Maintaining this cooperation at this crossing requires maintaining cooperation with Middle Eastern leaders – including many who have called for an end to the bombing of Gaza for weeks. Israel has been warning civilians not to leave the area for weeks.
“without [a cease-fire]“The United States will find its moral authority in the Middle East increasingly diminished, especially among its partners in the region and an Arab public that is mobilizing at levels not seen since the Arab Spring revolutions,” said Elham Fakhro, an associate fellow at the Washington Institute for Middle East Research. Chatham House Middle East and North Africa Programme.
While the administration has shown no willingness to bend that far, as Biden and Kirby have suggested, the administration hopes that achieving sustained pauses in the conflict will strengthen diplomacy and jumpstart the sluggish negotiations to free dozens of hostages still held in Gaza.
“Both domestic and international pressures to prioritize hostages, perhaps even including a ceasefire, are growing, along with conflicting internal demands to pursue comprehensive retaliation against Hamas,” said Paul Sham, a non-resident Middle East researcher.

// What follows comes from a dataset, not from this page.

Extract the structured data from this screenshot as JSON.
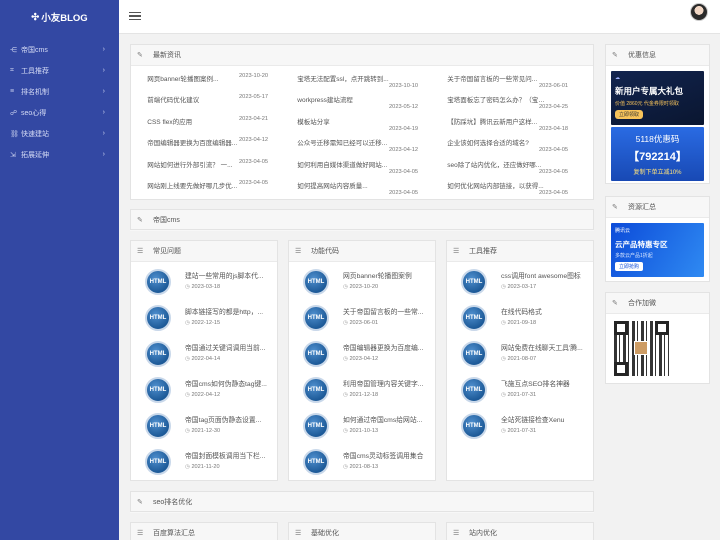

Orient Institute.
But some, like Richard Goldberg, a senior adviser at the Foundation for Defense of Democracies and a former National Security Council official, fear that the administration may give up too much in the process — inadvertently benefiting America’s adversaries.
“Qatar is coordinating hostage negotiations with Hamas and Iran to maximize benefits for all three,” Goldberg said. “Qatar is a Hamas ally, sponsor and host. It has no right to conduct hostage negotiations on behalf of anyone.”
The United States has classified Hamas as a terrorist organization.
While the administration remains steadfast in its assertion of Israel’s right to defend itself, it is also increasingly aware of the political problem created by the perception among some Palestinian and Arab Americans that the president has turned a blind eye to the suffering inside Gaza.
The White House’s announcement on Wednesday that it would develop a national strategy to combat Islamophobia was seen by many as a move aimed at limiting backlash from Democrats, and Kirby indicated that the president would not support the legislation passed by the House on Thursday evening, which stipulates that the president will not support legislation passed by the House Representatives on Thursday evening. It provided funding only for Israeli national security and ignored other administration requests, including humanitarian aid for Gaza.
“The president will veto an Israel-only bill,” Kirby said on Thursday. “I think we’ve made that clear.”
ABC News’ Mary Bruce and Molly Nagel contributed to this report.
This article originally appeared on abcnews.go.com